I know what he means. Of course, my list’s different. He’s focused on childhood illnesses, failing exams in Russian, rejection by assorted women — things I take in my stride (except the Russian exams). My catastrophes involve, at age 6, falling into quicksand and almost being sucked under before my mother yanked me out; at 8, being placed on the back of an apparently-placid donkey, which instantly took off at a sprint. Simultaneously, the saddle, me gripping the pommel, slid 180-degrees until I was upside-down, head inches from flying sand, sharp rocks and galloping hooves, screaming, vomiting and hanging on for dear life, And during a spell in the British Navy, having to contend with an angry Maltese sailor who attacked me with a knife after I’d beaten him in a swimming race across Portsmouth harbor and back.

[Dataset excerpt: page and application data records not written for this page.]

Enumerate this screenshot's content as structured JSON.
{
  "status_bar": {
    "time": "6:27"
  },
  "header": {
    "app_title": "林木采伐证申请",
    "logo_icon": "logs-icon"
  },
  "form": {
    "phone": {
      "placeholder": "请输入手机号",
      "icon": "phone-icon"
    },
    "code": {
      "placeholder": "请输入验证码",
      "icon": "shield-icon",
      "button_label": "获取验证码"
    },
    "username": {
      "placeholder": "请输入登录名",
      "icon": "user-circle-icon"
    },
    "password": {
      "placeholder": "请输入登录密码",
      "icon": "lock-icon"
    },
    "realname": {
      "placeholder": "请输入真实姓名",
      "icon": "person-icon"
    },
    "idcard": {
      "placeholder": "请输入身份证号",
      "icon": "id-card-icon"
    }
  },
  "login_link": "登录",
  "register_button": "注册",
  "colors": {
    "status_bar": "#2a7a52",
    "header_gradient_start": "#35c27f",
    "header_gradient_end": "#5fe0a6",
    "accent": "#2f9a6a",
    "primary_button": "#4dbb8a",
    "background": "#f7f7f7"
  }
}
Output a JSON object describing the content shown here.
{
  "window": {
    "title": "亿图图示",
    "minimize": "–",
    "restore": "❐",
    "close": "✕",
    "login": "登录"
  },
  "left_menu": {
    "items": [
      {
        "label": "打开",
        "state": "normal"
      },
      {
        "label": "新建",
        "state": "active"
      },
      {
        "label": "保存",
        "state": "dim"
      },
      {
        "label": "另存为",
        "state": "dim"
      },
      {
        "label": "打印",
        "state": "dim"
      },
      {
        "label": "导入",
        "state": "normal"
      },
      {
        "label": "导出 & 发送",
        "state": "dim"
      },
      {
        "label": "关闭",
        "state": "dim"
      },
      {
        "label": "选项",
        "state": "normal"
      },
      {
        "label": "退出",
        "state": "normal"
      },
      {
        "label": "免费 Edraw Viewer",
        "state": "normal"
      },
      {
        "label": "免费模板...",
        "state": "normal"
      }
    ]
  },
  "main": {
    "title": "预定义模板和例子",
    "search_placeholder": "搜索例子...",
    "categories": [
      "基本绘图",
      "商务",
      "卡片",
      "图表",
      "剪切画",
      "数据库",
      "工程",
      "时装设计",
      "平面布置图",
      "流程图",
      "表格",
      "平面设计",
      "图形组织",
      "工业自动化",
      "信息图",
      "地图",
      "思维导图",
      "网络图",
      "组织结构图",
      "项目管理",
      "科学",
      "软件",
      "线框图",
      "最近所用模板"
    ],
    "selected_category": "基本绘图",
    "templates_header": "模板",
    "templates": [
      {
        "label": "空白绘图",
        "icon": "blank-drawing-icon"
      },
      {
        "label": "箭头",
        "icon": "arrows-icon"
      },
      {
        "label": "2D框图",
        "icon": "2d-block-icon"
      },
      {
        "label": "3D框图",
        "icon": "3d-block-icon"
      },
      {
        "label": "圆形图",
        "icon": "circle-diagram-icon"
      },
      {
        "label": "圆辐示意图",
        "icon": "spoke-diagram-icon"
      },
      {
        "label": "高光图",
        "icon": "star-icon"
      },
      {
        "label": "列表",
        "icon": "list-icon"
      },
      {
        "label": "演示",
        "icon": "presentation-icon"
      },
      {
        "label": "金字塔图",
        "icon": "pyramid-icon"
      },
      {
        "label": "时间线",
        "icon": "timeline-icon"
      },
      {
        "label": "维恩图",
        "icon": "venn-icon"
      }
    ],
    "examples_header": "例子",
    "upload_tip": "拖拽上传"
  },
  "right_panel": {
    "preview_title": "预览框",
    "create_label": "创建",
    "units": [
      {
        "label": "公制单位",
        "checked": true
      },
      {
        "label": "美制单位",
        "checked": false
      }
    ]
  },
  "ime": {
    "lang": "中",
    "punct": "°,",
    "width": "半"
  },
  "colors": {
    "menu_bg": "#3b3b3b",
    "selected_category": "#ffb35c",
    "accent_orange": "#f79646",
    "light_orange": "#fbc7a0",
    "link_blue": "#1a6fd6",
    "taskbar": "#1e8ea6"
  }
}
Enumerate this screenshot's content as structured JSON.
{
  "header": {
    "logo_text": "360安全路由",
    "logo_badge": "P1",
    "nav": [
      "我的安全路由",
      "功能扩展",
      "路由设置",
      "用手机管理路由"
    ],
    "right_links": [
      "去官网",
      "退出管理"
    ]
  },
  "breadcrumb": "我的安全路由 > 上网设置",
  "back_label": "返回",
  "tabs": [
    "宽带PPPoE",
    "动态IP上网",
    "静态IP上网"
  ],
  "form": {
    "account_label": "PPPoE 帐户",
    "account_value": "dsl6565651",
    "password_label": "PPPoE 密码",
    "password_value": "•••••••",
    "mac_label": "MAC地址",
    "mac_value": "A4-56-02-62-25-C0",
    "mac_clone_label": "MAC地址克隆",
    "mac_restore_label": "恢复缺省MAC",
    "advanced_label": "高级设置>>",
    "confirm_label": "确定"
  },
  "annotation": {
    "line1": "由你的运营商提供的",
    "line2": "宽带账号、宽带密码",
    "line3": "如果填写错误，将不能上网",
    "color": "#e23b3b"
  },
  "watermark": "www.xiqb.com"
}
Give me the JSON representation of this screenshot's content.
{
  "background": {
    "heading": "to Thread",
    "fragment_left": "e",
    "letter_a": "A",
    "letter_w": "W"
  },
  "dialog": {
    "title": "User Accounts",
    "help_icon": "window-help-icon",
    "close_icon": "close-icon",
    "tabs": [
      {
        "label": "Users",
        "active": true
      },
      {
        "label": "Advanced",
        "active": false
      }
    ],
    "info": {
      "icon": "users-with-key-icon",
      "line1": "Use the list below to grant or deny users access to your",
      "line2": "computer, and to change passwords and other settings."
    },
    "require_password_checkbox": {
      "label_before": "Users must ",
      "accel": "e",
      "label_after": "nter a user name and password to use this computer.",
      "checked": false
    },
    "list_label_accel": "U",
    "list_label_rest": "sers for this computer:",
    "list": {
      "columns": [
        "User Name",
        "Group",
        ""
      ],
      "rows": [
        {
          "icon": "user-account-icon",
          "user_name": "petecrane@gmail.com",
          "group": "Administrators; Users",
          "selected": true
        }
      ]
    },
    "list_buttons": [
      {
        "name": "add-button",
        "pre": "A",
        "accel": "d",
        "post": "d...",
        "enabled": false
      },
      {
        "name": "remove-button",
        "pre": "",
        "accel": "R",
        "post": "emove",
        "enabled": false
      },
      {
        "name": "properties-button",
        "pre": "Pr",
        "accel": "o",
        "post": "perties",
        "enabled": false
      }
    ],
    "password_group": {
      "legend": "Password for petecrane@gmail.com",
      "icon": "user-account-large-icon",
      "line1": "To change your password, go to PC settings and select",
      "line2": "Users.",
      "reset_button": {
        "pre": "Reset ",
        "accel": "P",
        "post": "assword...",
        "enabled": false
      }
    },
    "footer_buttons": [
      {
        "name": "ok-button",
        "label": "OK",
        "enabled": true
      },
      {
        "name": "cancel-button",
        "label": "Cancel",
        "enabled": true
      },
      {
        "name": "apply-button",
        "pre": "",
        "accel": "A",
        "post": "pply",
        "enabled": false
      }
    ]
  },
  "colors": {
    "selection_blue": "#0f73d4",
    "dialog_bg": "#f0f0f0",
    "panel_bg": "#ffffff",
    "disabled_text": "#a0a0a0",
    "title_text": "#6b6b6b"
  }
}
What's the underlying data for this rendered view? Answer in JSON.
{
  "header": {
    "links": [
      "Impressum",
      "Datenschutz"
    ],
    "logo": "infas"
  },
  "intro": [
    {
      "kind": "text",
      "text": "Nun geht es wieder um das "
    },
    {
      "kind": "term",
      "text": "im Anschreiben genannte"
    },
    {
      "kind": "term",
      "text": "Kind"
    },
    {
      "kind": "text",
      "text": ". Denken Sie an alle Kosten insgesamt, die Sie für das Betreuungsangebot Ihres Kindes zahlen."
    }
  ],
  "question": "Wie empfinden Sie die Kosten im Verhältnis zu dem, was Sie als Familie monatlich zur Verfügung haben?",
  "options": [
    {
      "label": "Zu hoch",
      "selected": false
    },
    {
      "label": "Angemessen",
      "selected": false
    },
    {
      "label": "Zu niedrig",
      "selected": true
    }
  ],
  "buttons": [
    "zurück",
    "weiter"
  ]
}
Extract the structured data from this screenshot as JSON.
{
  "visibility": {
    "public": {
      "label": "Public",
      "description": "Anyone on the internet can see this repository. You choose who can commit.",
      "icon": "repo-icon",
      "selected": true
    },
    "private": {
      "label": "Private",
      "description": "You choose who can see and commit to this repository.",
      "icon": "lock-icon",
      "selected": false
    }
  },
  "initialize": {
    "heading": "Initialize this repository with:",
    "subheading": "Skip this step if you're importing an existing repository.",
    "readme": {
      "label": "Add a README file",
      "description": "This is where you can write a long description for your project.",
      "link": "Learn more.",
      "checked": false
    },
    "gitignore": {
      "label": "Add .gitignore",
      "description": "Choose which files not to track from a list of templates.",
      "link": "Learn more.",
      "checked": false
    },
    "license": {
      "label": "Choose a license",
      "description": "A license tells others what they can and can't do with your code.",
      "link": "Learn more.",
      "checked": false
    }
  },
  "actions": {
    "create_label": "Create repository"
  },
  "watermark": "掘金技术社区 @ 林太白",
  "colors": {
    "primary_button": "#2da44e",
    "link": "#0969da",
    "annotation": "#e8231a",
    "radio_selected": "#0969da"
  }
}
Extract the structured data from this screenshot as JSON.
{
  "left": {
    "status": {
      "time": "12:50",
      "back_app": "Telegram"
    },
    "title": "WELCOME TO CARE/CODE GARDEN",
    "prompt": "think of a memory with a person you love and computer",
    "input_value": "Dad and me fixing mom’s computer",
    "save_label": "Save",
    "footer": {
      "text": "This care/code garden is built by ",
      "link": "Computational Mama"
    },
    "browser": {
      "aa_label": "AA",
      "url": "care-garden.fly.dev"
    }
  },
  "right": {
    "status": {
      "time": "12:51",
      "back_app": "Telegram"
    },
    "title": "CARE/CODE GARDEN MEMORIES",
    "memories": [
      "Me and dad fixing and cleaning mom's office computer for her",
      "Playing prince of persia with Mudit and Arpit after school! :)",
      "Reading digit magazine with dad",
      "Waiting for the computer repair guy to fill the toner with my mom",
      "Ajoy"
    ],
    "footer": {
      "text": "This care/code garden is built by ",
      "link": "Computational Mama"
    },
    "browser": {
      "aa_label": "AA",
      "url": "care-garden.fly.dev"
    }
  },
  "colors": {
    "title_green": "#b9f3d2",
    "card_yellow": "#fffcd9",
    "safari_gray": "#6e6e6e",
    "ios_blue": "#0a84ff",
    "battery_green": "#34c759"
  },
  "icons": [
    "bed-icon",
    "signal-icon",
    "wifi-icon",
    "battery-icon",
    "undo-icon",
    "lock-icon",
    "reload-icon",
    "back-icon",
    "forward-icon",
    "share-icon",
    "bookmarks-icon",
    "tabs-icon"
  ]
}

Oh, and breaking my femur as I tripped over the curb at Montgomery & Matilija and crashed to the ground. I’ll never forget the sound of that bone snapping.
As writer John Mortimer — of “Rumpole Of The Bailey” fame — has observed, if you don’t have a sense of humor about getting older, you’re doomed. When my grand- mother reached her centenary birthday, I asked her what it was like to look out on the world through the eyes of a 100-year-old woman. She thought for a moment, then said: “Well, let me ask you a question. How old would you be if you didn’t know how old you were?” She laughed at my expression. Within minutes, we decided we were both about 12!
And finally, a true heroine — Alice Herz-Sommer (1903-2014), 110 when she died this year, the oldest known survivor of the Holocaust, in which she lost her mother, other family members and close friends. Born in Prague, sent to the Theresienstadt concentration camp with her husband and son, it was her love of Chopin that saved her, since the Nazis, wishing to create the impression that the camp was humane, allowed her to give concerts.
Until the end of her long life, she retained a formidable energy, which she attributed to swimming 20 lengths a day, a regime she continued until she was 99, and to a diet consisting of “fish, chicken soup and Bach.” But the most important factor of all, she believed, was optimism. “It depends on me whether life is good,” she declared. “Not on life. On me.” Amen to that.
And a last word to Alexander Chancellor. I don’t think it was on the Titanic’s stern that Kate Winslet and Leonardo DiCaprio did their canoodling. It was on the prow, wasn’t it? I’m almost sure it was, her with her arms out in the blowing gale, and DiCaprio behind her, nuzzling her ear. Memorable shot. Mind you, I’m not 100 percent certain. There could have been some Kate/Leo stern- canoodling going on which I missed. I could be wrong.
I thought I was wrong once, but then realized I was mistaken …